GIVEN INFORMATION:
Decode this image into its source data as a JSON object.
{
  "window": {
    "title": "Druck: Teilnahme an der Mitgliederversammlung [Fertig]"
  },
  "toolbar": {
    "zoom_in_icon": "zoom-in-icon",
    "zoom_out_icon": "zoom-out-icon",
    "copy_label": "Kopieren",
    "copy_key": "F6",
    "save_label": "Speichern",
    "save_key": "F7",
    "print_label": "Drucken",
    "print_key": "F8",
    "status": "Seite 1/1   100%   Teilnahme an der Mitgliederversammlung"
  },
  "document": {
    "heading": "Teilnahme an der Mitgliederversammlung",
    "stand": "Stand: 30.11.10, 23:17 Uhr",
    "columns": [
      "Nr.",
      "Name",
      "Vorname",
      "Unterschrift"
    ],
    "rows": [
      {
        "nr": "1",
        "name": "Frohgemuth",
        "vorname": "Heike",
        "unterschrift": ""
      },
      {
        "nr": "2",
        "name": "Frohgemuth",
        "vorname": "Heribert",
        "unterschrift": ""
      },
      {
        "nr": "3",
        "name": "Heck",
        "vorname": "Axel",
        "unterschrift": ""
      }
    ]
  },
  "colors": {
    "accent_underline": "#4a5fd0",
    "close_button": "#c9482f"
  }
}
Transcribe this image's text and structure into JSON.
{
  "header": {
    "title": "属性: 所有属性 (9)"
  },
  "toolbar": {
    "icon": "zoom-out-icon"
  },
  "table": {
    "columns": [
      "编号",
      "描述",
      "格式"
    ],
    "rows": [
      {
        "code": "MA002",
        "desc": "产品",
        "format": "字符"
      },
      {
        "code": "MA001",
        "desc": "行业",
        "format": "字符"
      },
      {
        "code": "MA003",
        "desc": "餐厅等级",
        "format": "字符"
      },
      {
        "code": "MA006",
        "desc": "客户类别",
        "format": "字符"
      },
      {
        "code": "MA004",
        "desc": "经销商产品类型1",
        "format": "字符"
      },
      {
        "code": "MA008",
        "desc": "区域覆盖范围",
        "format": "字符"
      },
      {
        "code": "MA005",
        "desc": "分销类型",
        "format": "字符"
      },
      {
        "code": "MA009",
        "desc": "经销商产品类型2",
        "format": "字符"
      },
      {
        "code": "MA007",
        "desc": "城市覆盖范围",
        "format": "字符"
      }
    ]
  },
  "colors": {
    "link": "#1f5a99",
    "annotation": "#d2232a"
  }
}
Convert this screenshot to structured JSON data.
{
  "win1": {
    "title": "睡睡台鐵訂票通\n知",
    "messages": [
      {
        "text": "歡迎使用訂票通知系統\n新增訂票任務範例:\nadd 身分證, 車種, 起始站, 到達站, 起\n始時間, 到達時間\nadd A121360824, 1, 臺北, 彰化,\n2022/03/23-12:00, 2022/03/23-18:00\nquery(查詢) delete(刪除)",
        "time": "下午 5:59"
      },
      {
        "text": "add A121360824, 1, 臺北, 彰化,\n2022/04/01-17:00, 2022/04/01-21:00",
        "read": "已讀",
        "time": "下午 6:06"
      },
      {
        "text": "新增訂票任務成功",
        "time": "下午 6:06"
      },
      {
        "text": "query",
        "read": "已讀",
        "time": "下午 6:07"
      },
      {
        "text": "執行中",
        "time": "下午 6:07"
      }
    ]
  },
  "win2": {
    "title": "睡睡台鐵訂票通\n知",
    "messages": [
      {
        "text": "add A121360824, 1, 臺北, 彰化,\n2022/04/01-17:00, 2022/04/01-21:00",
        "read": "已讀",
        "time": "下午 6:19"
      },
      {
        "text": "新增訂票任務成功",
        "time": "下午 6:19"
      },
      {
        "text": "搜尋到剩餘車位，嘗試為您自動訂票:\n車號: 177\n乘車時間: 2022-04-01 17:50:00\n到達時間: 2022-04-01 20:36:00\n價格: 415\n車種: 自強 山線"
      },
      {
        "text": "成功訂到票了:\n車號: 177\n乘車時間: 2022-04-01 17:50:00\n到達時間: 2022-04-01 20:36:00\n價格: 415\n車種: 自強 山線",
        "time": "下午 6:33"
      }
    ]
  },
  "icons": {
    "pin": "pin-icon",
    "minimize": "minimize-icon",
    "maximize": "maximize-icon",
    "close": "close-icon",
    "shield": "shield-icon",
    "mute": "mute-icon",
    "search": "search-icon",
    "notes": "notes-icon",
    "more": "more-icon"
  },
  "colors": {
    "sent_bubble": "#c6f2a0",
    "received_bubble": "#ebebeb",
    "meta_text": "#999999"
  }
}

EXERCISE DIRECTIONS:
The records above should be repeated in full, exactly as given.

OUTPUT OF THE TASK:
Decode this image into its source data as a JSON object.
{
  "window": {
    "title": "Druck: Teilnahme an der Mitgliederversammlung [Fertig]"
  },
  "toolbar": {
    "zoom_in_icon": "zoom-in-icon",
    "zoom_out_icon": "zoom-out-icon",
    "copy_label": "Kopieren",
    "copy_key": "F6",
    "save_label": "Speichern",
    "save_key": "F7",
    "print_label": "Drucken",
    "print_key": "F8",
    "status": "Seite 1/1   100%   Teilnahme an der Mitgliederversammlung"
  },
  "document": {
    "heading": "Teilnahme an der Mitgliederversammlung",
    "stand": "Stand: 30.11.10, 23:17 Uhr",
    "columns": [
      "Nr.",
      "Name",
      "Vorname",
      "Unterschrift"
    ],
    "rows": [
      {
        "nr": "1",
        "name": "Frohgemuth",
        "vorname": "Heike",
        "unterschrift": ""
      },
      {
        "nr": "2",
        "name": "Frohgemuth",
        "vorname": "Heribert",
        "unterschrift": ""
      },
      {
        "nr": "3",
        "name": "Heck",
        "vorname": "Axel",
        "unterschrift": ""
      }
    ]
  },
  "colors": {
    "accent_underline": "#4a5fd0",
    "close_button": "#c9482f"
  }
}
Transcribe this image's text and structure into JSON.
{
  "header": {
    "title": "属性: 所有属性 (9)"
  },
  "toolbar": {
    "icon": "zoom-out-icon"
  },
  "table": {
    "columns": [
      "编号",
      "描述",
      "格式"
    ],
    "rows": [
      {
        "code": "MA002",
        "desc": "产品",
        "format": "字符"
      },
      {
        "code": "MA001",
        "desc": "行业",
        "format": "字符"
      },
      {
        "code": "MA003",
        "desc": "餐厅等级",
        "format": "字符"
      },
      {
        "code": "MA006",
        "desc": "客户类别",
        "format": "字符"
      },
      {
        "code": "MA004",
        "desc": "经销商产品类型1",
        "format": "字符"
      },
      {
        "code": "MA008",
        "desc": "区域覆盖范围",
        "format": "字符"
      },
      {
        "code": "MA005",
        "desc": "分销类型",
        "format": "字符"
      },
      {
        "code": "MA009",
        "desc": "经销商产品类型2",
        "format": "字符"
      },
      {
        "code": "MA007",
        "desc": "城市覆盖范围",
        "format": "字符"
      }
    ]
  },
  "colors": {
    "link": "#1f5a99",
    "annotation": "#d2232a"
  }
}
Convert this screenshot to structured JSON data.
{
  "win1": {
    "title": "睡睡台鐵訂票通\n知",
    "messages": [
      {
        "text": "歡迎使用訂票通知系統\n新增訂票任務範例:\nadd 身分證, 車種, 起始站, 到達站, 起\n始時間, 到達時間\nadd A121360824, 1, 臺北, 彰化,\n2022/03/23-12:00, 2022/03/23-18:00\nquery(查詢) delete(刪除)",
        "time": "下午 5:59"
      },
      {
        "text": "add A121360824, 1, 臺北, 彰化,\n2022/04/01-17:00, 2022/04/01-21:00",
        "read": "已讀",
        "time": "下午 6:06"
      },
      {
        "text": "新增訂票任務成功",
        "time": "下午 6:06"
      },
      {
        "text": "query",
        "read": "已讀",
        "time": "下午 6:07"
      },
      {
        "text": "執行中",
        "time": "下午 6:07"
      }
    ]
  },
  "win2": {
    "title": "睡睡台鐵訂票通\n知",
    "messages": [
      {
        "text": "add A121360824, 1, 臺北, 彰化,\n2022/04/01-17:00, 2022/04/01-21:00",
        "read": "已讀",
        "time": "下午 6:19"
      },
      {
        "text": "新增訂票任務成功",
        "time": "下午 6:19"
      },
      {
        "text": "搜尋到剩餘車位，嘗試為您自動訂票:\n車號: 177\n乘車時間: 2022-04-01 17:50:00\n到達時間: 2022-04-01 20:36:00\n價格: 415\n車種: 自強 山線"
      },
      {
        "text": "成功訂到票了:\n車號: 177\n乘車時間: 2022-04-01 17:50:00\n到達時間: 2022-04-01 20:36:00\n價格: 415\n車種: 自強 山線",
        "time": "下午 6:33"
      }
    ]
  },
  "icons": {
    "pin": "pin-icon",
    "minimize": "minimize-icon",
    "maximize": "maximize-icon",
    "close": "close-icon",
    "shield": "shield-icon",
    "mute": "mute-icon",
    "search": "search-icon",
    "notes": "notes-icon",
    "more": "more-icon"
  },
  "colors": {
    "sent_bubble": "#c6f2a0",
    "received_bubble": "#ebebeb",
    "meta_text": "#999999"
  }
}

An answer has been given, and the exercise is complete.